* WORK ORDER:
Copy out the records again. Change nothing.

* DATA EXCERPTS:

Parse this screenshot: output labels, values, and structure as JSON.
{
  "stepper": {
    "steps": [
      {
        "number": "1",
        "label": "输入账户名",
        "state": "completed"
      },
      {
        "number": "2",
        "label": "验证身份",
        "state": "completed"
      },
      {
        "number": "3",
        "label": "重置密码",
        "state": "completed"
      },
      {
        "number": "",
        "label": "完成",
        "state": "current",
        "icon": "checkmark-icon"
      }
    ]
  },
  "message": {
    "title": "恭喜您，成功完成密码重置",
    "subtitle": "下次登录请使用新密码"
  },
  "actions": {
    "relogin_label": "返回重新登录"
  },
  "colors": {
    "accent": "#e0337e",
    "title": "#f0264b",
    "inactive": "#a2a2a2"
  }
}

* TASK ANSWER:
Parse this screenshot: output labels, values, and structure as JSON.
{
  "stepper": {
    "steps": [
      {
        "number": "1",
        "label": "输入账户名",
        "state": "completed"
      },
      {
        "number": "2",
        "label": "验证身份",
        "state": "completed"
      },
      {
        "number": "3",
        "label": "重置密码",
        "state": "completed"
      },
      {
        "number": "",
        "label": "完成",
        "state": "current",
        "icon": "checkmark-icon"
      }
    ]
  },
  "message": {
    "title": "恭喜您，成功完成密码重置",
    "subtitle": "下次登录请使用新密码"
  },
  "actions": {
    "relogin_label": "返回重新登录"
  },
  "colors": {
    "accent": "#e0337e",
    "title": "#f0264b",
    "inactive": "#a2a2a2"
  }
}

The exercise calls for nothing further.